[7] As it appears to us that the board of supervisors based its action on an erroneous conclusion as to its legal rights and duties, and that upon the record legitimately before it the board acted in abuse of its discretion, a writ of mandate should issue. (Tilden v. Blood, 14 Cal. App. 2d 407, 413-414 [58 P.2d 381]; Martin v. Board of Supervisors, 135 Cal. App. 96, 103 [26 P.2d 843]; Walker v. City of San Gabriel, supra, 20 Cal. 2d 879; Bleuel v. City of Oakland, 87 Cal. App. 594, 597-598 [262 P. 477].)

But, as the board of supervisors has a proper field for the operation of its discretion in the enforcement of its zoning ordinance, after eliminating the moral ground of opposition to racing, this court cannot agree with the contentions of the appellant that the board of supervisors is wholly without jurisdiction to pass on the application, and that the permit of the State Racing Board is all that is required. (Dormax Oil Co. v. Bush, 42 Cal. App. 2d 243 [108 P.2d 710].) The same observation applies to the contention that the board should be by-passed and a writ directed to the respondent building inspector, requiring him to issue a permit forthwith.

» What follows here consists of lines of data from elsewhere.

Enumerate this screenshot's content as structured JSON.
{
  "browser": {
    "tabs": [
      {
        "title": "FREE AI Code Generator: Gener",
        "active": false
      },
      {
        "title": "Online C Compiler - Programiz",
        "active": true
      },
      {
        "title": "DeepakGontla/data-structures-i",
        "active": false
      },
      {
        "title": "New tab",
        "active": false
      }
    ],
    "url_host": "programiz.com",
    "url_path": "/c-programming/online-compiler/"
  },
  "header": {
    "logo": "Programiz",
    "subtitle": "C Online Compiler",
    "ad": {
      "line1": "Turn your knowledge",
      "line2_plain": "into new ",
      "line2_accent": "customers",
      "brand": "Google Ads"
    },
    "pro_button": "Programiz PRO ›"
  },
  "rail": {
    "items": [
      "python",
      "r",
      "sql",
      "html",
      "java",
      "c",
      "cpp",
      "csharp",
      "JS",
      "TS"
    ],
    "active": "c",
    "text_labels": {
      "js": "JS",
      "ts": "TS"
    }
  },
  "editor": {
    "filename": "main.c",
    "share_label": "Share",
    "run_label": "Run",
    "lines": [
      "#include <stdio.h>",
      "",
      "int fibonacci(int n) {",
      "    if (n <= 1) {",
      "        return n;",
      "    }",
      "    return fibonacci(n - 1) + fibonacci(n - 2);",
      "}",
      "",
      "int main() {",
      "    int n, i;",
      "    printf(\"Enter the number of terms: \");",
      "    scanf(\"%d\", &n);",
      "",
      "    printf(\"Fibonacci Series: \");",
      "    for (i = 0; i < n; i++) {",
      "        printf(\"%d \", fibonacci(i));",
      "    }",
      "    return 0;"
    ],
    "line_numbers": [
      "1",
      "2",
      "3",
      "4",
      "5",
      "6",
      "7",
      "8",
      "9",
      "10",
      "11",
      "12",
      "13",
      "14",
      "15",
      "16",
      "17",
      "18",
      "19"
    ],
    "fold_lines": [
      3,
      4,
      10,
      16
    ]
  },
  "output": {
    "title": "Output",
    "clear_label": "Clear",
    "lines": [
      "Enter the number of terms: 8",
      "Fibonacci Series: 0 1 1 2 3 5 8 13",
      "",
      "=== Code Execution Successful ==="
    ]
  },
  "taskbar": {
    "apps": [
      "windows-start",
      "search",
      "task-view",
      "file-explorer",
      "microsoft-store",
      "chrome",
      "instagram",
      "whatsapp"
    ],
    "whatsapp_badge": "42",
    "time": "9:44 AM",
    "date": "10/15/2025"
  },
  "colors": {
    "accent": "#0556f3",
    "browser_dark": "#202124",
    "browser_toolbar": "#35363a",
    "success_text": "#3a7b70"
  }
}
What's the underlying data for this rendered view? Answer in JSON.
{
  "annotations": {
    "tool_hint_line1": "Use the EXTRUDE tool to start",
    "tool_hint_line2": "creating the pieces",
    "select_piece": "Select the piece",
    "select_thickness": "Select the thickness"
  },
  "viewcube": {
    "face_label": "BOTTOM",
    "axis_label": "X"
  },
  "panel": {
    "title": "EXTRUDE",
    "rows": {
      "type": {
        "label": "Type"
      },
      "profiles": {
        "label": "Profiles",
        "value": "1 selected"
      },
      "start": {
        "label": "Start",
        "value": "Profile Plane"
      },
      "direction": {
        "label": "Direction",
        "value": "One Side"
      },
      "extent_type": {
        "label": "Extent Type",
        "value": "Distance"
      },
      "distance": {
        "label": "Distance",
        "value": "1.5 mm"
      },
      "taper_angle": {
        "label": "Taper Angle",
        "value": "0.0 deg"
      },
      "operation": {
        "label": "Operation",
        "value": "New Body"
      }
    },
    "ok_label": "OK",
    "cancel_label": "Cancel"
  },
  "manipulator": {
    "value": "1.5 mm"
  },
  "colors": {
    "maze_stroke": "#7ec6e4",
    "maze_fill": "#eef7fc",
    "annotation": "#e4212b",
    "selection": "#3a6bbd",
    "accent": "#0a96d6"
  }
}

The writ should be directed to the board of supervisors and its members requiring them to cancel and annul the order denying [141 Cal. App. 2d 456] appellant's application, and to reopen the hearing with leave to hold a supplemental hearing upon due notice if they be so advised, and to reconsider the petition of appellants as to land use, wholly excluding any consideration as to the alleged immorality of horse racing and betting as authorized by state law, and wholly excluding from such consideration all testimony not received in open hearing, and all statements of alleged fact and arguments in petitions and letters on file, except the bare fact that the petitioners or letter writers approve or oppose the granting of the petition; also wholly excluding each and every instance of hearsay testimony unless supported by properly admissible testimony, it being further required that the attorneys representing any party in interest be granted a reasonable opportunity to examine or cross-examine every new witness produced.

Attention has already been called to the statement in the reporter's transcript that the case was tried before a superior court judge of San Bernardino County, "presiding as Superior Court Judge of Riverside County but actually sitting in San Bernardino County." The first page of the transcript begins:

"San Bernardino, California, May 24, 1955,

Afternoon Session

"Mr. Deegan: Your Honor, for the purpose of this case you are sitting as Superior Court Judge of Riverside County?

"The Court: Yes, I appreciate you gentlemen coming over here, otherwise we would be in the position of having to exchange judges, get started on a case here, never could seem to finish up at the same time."

We assume from the foregoing that the judge who tried the case had secured the essential assignment from the Chairman of the Judicial Council to sit and act in Riverside County, but that for convenience the case was actually tried in the San Bernardino County courthouse, with the tacit or express consent of the attorneys. Appellant does not raise any point as to jurisdiction or error in this respect. But this court cannot let pass unnoticed the impropriety involved in this irregular procedure. [8] The sessions of the superior court of a given county, under the law, must be held in that county (Gov. Code, §§ 69741, 68099; 13 Cal.Jur.2d, "Courts," § 41).

The judgment is reversed, with instructions upon the going down of the remittitur to amend the findings of fact and conclusions [141 Cal. App. 2d 457] of law in accordance with the views expressed in this opinion, and to enter a judgment granting a peremptory writ of mandate directed to the board of supervisors of Riverside County and the members thereof requiring them forthwith to cancel and annul their order denying appellant's petition and to proceed without delay to carry on and complete a hearing in the manner indicated and set forth in this opinion.

Barnard, P. J., and Griffin, J., concurred.

FN *. Assigned by Chairman of Judicial Council.